Thybulle, as he’s tended to do recently, made a couple of eyebrow-raising defensive plays. He blocked two Walker jumpers, recovering impressively to disrupt the Celtics guard.
Thybulle’s 21 minutes were the most of any Sixers bench player as he played the final 4 minutes and 32 seconds in place of Danny Green.
Harris an All-Star? If he keeps shooting like this …
Embiid said Tobias Harris “should be an All-Star” after Wednesday’s win, and Harris again backed up that early internal buzz with 23 points on 10-for-12 shooting, a night that enhances his already-stellar efficiency numbers. Harris entered the evening with close to 50/40/90 shooting splits.
The trademark of his play early in the season has been simplicity. On the rare moments when he did try an advanced dribble move or two Friday and didn’t create space, he mostly moved the ball to an open teammate instead of forcing anything difficult or complicated.
“We stay on him,” Rivers said. “Same thing in L.A. Just quick decisions. If you catch it, shoot it. If you catch it, drive it. If you dribble it, pass it. It’s pretty simple for him and when he stays in that formula, he’s unbelievable. He’s a train going downhill.

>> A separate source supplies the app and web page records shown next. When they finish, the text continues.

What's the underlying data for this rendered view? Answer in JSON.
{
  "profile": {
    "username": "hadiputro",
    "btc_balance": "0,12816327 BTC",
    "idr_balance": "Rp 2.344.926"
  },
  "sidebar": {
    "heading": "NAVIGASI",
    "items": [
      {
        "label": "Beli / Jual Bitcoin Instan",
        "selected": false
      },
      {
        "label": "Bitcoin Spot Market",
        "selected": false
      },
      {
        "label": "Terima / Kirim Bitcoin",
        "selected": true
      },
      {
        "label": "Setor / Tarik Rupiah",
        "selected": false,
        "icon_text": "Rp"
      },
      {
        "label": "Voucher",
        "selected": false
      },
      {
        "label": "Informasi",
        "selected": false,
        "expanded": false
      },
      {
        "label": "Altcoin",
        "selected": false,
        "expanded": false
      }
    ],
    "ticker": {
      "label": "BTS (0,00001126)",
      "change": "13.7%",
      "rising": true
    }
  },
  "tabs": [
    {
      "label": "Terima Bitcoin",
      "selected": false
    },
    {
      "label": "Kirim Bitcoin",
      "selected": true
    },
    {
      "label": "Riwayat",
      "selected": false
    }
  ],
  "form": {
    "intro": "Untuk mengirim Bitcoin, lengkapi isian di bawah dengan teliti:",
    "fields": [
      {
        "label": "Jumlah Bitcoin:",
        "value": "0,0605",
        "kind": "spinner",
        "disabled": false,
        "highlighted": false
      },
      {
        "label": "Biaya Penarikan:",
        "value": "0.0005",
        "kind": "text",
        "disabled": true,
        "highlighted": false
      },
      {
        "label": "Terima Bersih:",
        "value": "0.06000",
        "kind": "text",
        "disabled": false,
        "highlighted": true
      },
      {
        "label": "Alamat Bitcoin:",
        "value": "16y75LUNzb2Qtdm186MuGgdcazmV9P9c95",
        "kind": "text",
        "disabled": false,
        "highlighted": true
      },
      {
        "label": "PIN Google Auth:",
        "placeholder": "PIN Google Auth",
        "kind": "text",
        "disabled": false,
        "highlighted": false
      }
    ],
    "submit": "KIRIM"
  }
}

He’s got a beautiful shot.
“It’s when he hesitates and guys get into him is when he gets himself in trouble. He had a couple of those tonight, but I love how he’s playing, I love the confidence he’s playing with. He’s rebounding, too, this year for us. So, he’s just doing a lot of stuff. He’s been great.”
For most of Harris’ first 13 games this season, there hasn’t been much that needs to be said about his performance. That’s a better situation for the Sixers than being concerned about Harris’ fit, his role or why he isn’t playing like he did during his career-best stretch with Rivers and the Clippers.